- **WORK TO COMPLETE**: Look through the lines below and extract any with the word "profile".

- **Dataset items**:

((

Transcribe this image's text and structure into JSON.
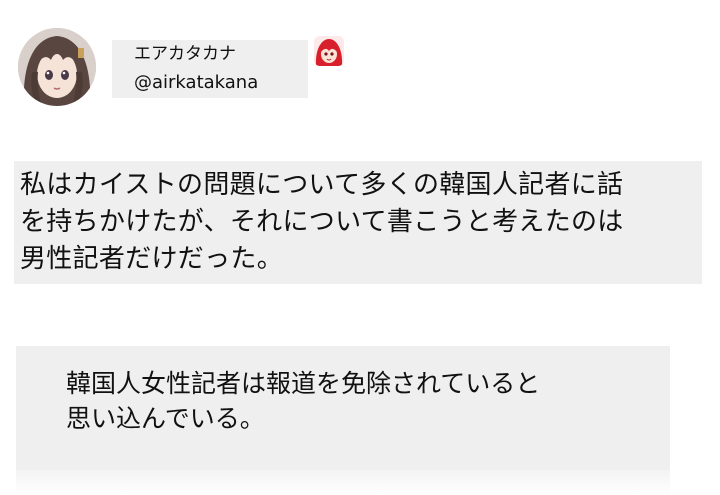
{
  "profile": {
    "display_name": "エアカタカナ",
    "handle": "@airkatakana",
    "avatar_icon": "anime-girl-avatar-icon",
    "badge_icon": "red-haired-anime-emoji-icon"
  },
  "tweet": {
    "lines": [
      "私はカイストの問題について多くの韓国人記者に話",
      "を持ちかけたが、それについて書こうと考えたのは",
      "男性記者だけだった。"
    ]
  },
  "quote": {
    "lines": [
      "韓国人女性記者は報道を免除されていると",
      "思い込んでいる。"
    ]
  },
  "colors": {
    "block_background": "#efefef",
    "page_background": "#ffffff",
    "text": "#111111"
  }
}
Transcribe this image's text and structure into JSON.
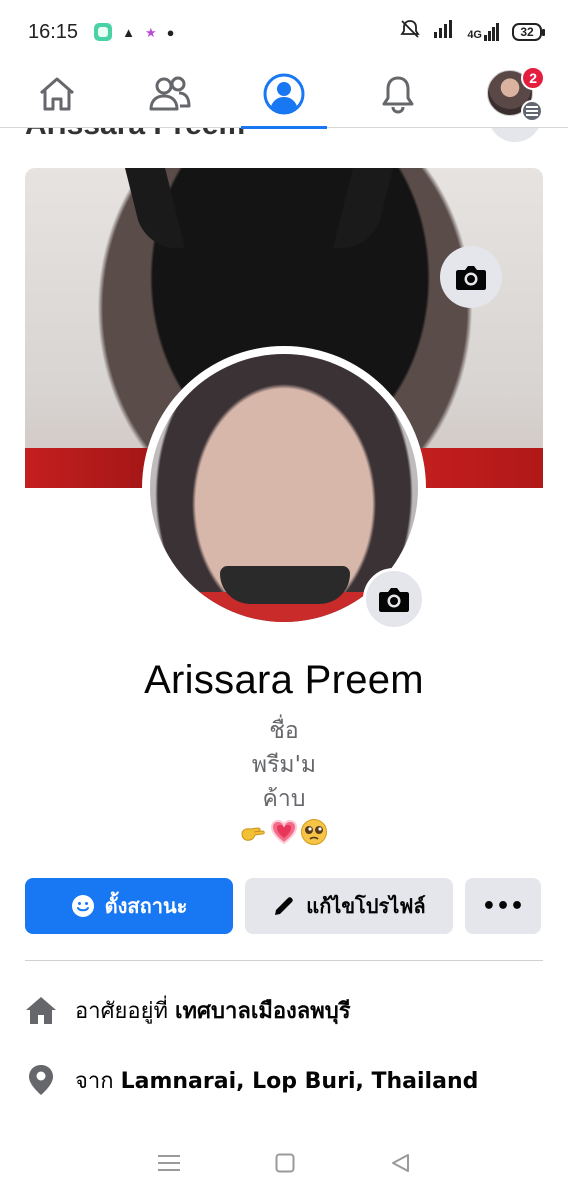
{
  "status_bar": {
    "time": "16:15",
    "network": "4G",
    "battery": "32"
  },
  "nav": {
    "items": [
      {
        "name": "home",
        "icon": "home-icon"
      },
      {
        "name": "friends",
        "icon": "friends-icon"
      },
      {
        "name": "profile",
        "icon": "profile-icon",
        "active": true
      },
      {
        "name": "notifications",
        "icon": "bell-icon"
      },
      {
        "name": "menu",
        "icon": "avatar-menu-icon"
      }
    ],
    "menu_badge": "2"
  },
  "scrolled_header": {
    "name": "Arissara Preem"
  },
  "profile": {
    "name": "Arissara Preem",
    "bio_lines": [
      "ชื่อ",
      "พรีม'ม",
      "ค้าบ"
    ]
  },
  "actions": {
    "status_label": "ตั้งสถานะ",
    "edit_label": "แก้ไขโปรไฟล์",
    "more_label": "•••"
  },
  "details": {
    "lives_prefix": "อาศัยอยู่ที่",
    "lives_value": "เทศบาลเมืองลพบุรี",
    "from_prefix": "จาก",
    "from_value": "Lamnarai, Lop Buri, Thailand"
  },
  "colors": {
    "accent": "#1877f2",
    "badge": "#e41e3f",
    "secondary_button": "#e4e6eb"
  }
}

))

- **EXERCISE RESPONSE**:
  "profile": {
        "name": "profile",
        "icon": "profile-icon",
  "profile": {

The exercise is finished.